Gitmo Prosecutor Quits, Citing ‘Ethical Qualms’ Over Withheld Evidence

A Guantanamo military prosecutor is quitting because of “ethical qualms” about the system for turning over exculpatory evidence to the defense.

Lt. Col. Darrel Vandeveld, an Army Reserve officer, is seeking to be returned to civilian status. He filed a declaration with the military court explaining his concerns, report the New York Times and the Washington Post.

The Times says the prosecutor’s filing can only be released by a military judge, but the Post quoted from the document.

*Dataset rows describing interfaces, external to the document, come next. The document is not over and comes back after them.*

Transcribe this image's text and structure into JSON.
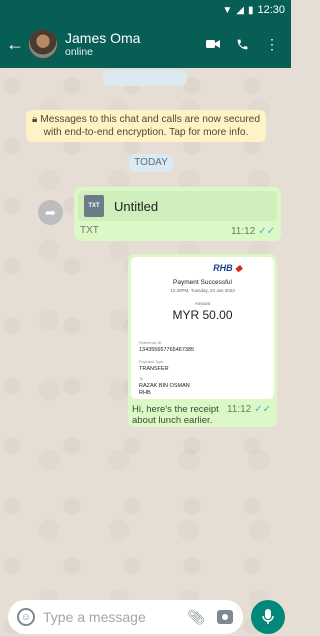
{
  "status": {
    "time": "12:30"
  },
  "header": {
    "contact_name": "James Oma",
    "status": "online"
  },
  "notice": "Messages to this chat and calls are now secured with end-to-end encryption. Tap for more info.",
  "date_chip": "TODAY",
  "messages": [
    {
      "kind": "document",
      "file_name": "Untitled",
      "file_type": "TXT",
      "time": "11:12"
    },
    {
      "kind": "image",
      "receipt": {
        "bank": "RHB",
        "title": "Payment Successful",
        "datetime": "12:30PM, Tuesday, 24 Jan 2023",
        "amount_label": "Amount",
        "amount": "MYR 50.00",
        "ref_label": "Reference ID",
        "ref": "134355657765467385",
        "type_label": "Payment Type",
        "type": "TRANSFER",
        "to_label": "To",
        "to_name": "RAZAK BIN OSMAN",
        "to_bank": "RHB"
      },
      "caption": "Hi, here's the receipt about lunch earlier.",
      "time": "11:12"
    }
  ],
  "composer": {
    "placeholder": "Type a message"
  },
  "colors": {
    "header": "#075e54",
    "outgoing_bubble": "#dcf8c6",
    "accent": "#00897b",
    "ticks": "#34b7f1"
  }
}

“My ethical qualms about continuing to serve as a prosecutor relate primarily to the procedures for affording defense counsel discovery,” Vandeveld wrote. “I am highly concerned, to the point that I believe I can no longer serve as a prosecutor at the Commissions, about the slipshod, uncertain ‘procedure’ for affording defense counsel discovery.”

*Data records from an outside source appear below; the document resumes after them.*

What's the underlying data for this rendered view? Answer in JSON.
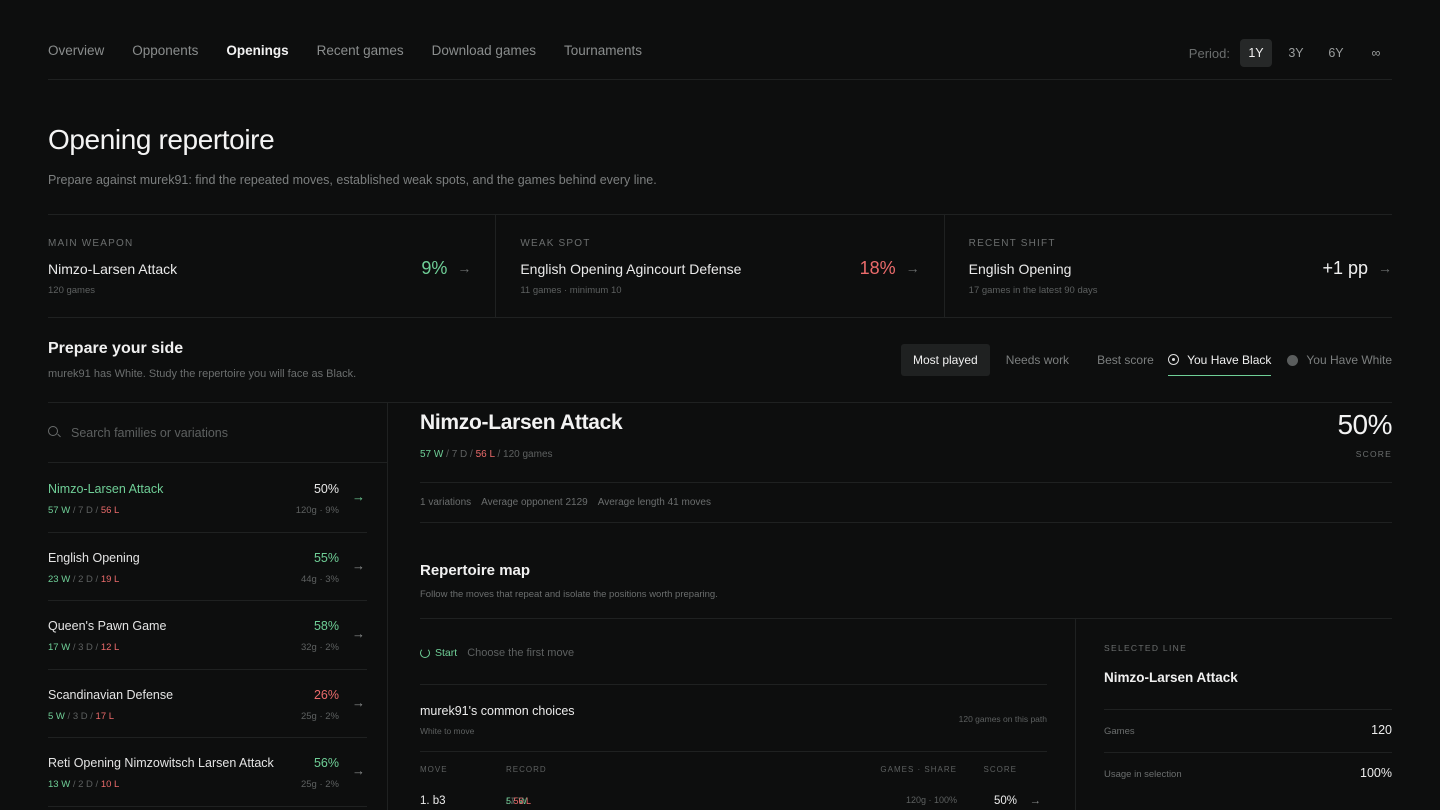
{
  "nav": {
    "tabs": [
      {
        "label": "Overview"
      },
      {
        "label": "Opponents"
      },
      {
        "label": "Openings"
      },
      {
        "label": "Recent games"
      },
      {
        "label": "Download games"
      },
      {
        "label": "Tournaments"
      }
    ],
    "active_tab": "Openings",
    "period_label": "Period:",
    "periods": [
      "1Y",
      "3Y",
      "6Y",
      "∞"
    ],
    "active_period": "1Y"
  },
  "header": {
    "title": "Opening repertoire",
    "subtitle": "Prepare against murek91: find the repeated moves, established weak spots, and the games behind every line."
  },
  "stats": [
    {
      "label": "MAIN WEAPON",
      "name": "Nimzo-Larsen Attack",
      "note": "120 games",
      "value": "9%",
      "color": "#6fcf97"
    },
    {
      "label": "WEAK SPOT",
      "name": "English Opening Agincourt Defense",
      "note": "11 games · minimum 10",
      "value": "18%",
      "color": "#eb6b6b"
    },
    {
      "label": "RECENT SHIFT",
      "name": "English Opening",
      "note": "17 games in the latest 90 days",
      "value": "+1 pp",
      "color": "#f0f0f0"
    }
  ],
  "prepare": {
    "title": "Prepare your side",
    "subtitle": "murek91 has White. Study the repertoire you will face as Black.",
    "sort_tabs": [
      "Most played",
      "Needs work",
      "Best score"
    ],
    "active_sort": "Most played",
    "sides": [
      "You Have Black",
      "You Have White"
    ],
    "active_side": "You Have Black"
  },
  "search": {
    "placeholder": "Search families or variations"
  },
  "openings": [
    {
      "name": "Nimzo-Larsen Attack",
      "w": "57 W",
      "d": "7 D",
      "l": "56 L",
      "pct": "50%",
      "pct_color": "#e8e8e8",
      "meta": "120g · 9%",
      "selected": true
    },
    {
      "name": "English Opening",
      "w": "23 W",
      "d": "2 D",
      "l": "19 L",
      "pct": "55%",
      "pct_color": "#6fcf97",
      "meta": "44g · 3%"
    },
    {
      "name": "Queen's Pawn Game",
      "w": "17 W",
      "d": "3 D",
      "l": "12 L",
      "pct": "58%",
      "pct_color": "#6fcf97",
      "meta": "32g · 2%"
    },
    {
      "name": "Scandinavian Defense",
      "w": "5 W",
      "d": "3 D",
      "l": "17 L",
      "pct": "26%",
      "pct_color": "#eb6b6b",
      "meta": "25g · 2%"
    },
    {
      "name": "Reti Opening Nimzowitsch Larsen Attack",
      "w": "13 W",
      "d": "2 D",
      "l": "10 L",
      "pct": "56%",
      "pct_color": "#6fcf97",
      "meta": "25g · 2%"
    }
  ],
  "detail": {
    "title": "Nimzo-Larsen Attack",
    "w": "57 W",
    "d": "7 D",
    "l": "56 L",
    "games": "120 games",
    "score": "50%",
    "score_label": "SCORE",
    "meta": [
      "1 variations",
      "Average opponent 2129",
      "Average length 41 moves"
    ],
    "map_title": "Repertoire map",
    "map_subtitle": "Follow the moves that repeat and isolate the positions worth preparing.",
    "start_label": "Start",
    "start_hint": "Choose the first move",
    "choices_title": "murek91's common choices",
    "choices_sub": "White to move",
    "choices_count": "120 games on this path",
    "table_headers": {
      "move": "MOVE",
      "record": "RECORD",
      "games": "GAMES · SHARE",
      "score": "SCORE"
    },
    "move_row": {
      "move": "1. b3",
      "w": "57 W",
      "d": "7 D",
      "l": "56 L",
      "games": "120g · 100%",
      "score": "50%"
    }
  },
  "selected_line": {
    "label": "SELECTED LINE",
    "name": "Nimzo-Larsen Attack",
    "rows": [
      {
        "k": "Games",
        "v": "120"
      },
      {
        "k": "Usage in selection",
        "v": "100%"
      }
    ]
  },
  "icons": {
    "stat_arrow": "arrow-right-icon",
    "search": "search-icon",
    "restart": "restart-icon"
  }
}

The chief prosecutor at Guantanamo, Army Col. Lawrence Morris, said there are no grounds for ethical qualms. He said Vandeveld resigned because he is disappointed his superiors “didn’t see the wisdom of his recommendations.”

Vandeveld was prosecuting Mohammed Jawad, who is accused of throwing a grenade into a military jeep when he was 16 or 17 years old. The defense lawyer in the case, Maj. David J. R. Frakt, said a second source of disagreement was Vandeveld’s recommendation for a plea agreement that would have allowed Jawad to be released soon, an idea rejected by his superiors.

Frakt told reporters he would seek to have the case dismissed because of “gross government misconduct.”

We welcome your comments, but please adhere to our comment policy and the ABA Code of Conduct.

Commenting is not available in this channel entry.